Most are farms, but there are also industrial companies. To be eligible for such a scheme, companies would not necessarily have to close their doors completely; Far-reaching sustainability modifications, or relocation to a place further away from vulnerable nature areas are also possible.
The scheme is intended to provide nitrogen space to give more room for some companies to legally carry out their work, companies which have come under pressure due to a ruling by the Council of State in May 2019. The highest administrative court called an end to a licensing policy, and as a result, thousands of companies suddenly needed to obtain permits which were not necessary before. Freeing up space for other companies to emit nitrogen can help smooth out permitting for construction and infrastructure projects.
Making sure the decision is voluntary is the most important thing, said farmers' activist groups Farmers Defense Force (FDF) and Agractie. Bart Kemp the chair of Agractie, said that he had a "constructive conversation" with the Cabinet members involved on Tuesday, specifically Christianne van der Wal (Nature and Nitrogen), Piet Adema (Agriculture) and Mark Harbers (Infrastructure and Water Management).
"We have made progress in terms of both process and content and it was about time," Kemp said in his first response. He is "not being negative in advance" about the plans, although he is awaiting the details. Kemp is, however, critical of the possibility that the Cabinet will impose stricter environmental requirements on farmers who still want to continue. "We are staunchly against any form of coercion," he emphasized.
FDF questioned the way in which it is determined which companies are considered peak emitters. According to the action group, "crooked assumptions" have been made about this.
Johan Vollenbroek of environmental group MOB called it "good in principle" if the Cabinet takes steps to reduce the amount of livestock. "The question is whether it's enough." Another question is whether this approach can count on approval from the European Commission, warns Vollenbroek.
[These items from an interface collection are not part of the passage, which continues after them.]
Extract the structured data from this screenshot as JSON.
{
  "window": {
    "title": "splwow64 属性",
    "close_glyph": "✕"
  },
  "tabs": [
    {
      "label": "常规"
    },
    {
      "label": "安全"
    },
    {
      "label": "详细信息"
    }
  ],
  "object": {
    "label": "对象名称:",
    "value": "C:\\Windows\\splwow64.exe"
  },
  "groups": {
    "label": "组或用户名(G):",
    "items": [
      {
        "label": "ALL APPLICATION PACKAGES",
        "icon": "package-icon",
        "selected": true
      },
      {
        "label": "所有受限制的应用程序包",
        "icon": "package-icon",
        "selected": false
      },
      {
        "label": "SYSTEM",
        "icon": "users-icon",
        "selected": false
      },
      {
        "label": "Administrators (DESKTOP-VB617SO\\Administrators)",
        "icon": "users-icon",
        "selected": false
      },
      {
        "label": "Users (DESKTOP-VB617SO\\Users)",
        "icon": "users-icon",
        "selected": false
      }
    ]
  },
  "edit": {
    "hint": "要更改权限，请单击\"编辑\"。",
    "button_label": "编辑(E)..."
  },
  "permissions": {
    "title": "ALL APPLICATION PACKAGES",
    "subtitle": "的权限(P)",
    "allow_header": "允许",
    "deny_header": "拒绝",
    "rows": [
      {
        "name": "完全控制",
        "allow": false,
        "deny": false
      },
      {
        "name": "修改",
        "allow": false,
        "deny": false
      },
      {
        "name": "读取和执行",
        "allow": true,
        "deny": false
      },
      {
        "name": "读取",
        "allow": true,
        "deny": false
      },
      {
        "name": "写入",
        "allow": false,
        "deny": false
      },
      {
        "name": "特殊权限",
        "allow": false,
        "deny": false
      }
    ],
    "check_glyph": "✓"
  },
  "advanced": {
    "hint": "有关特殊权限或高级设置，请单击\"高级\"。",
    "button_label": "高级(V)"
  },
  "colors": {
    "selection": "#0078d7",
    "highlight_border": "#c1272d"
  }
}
"Will bought-out farmers get a professional ban? Because Brussels will not accept that they are bought out here with a lot of money if they then buy a large farm in eastern Germany to continue."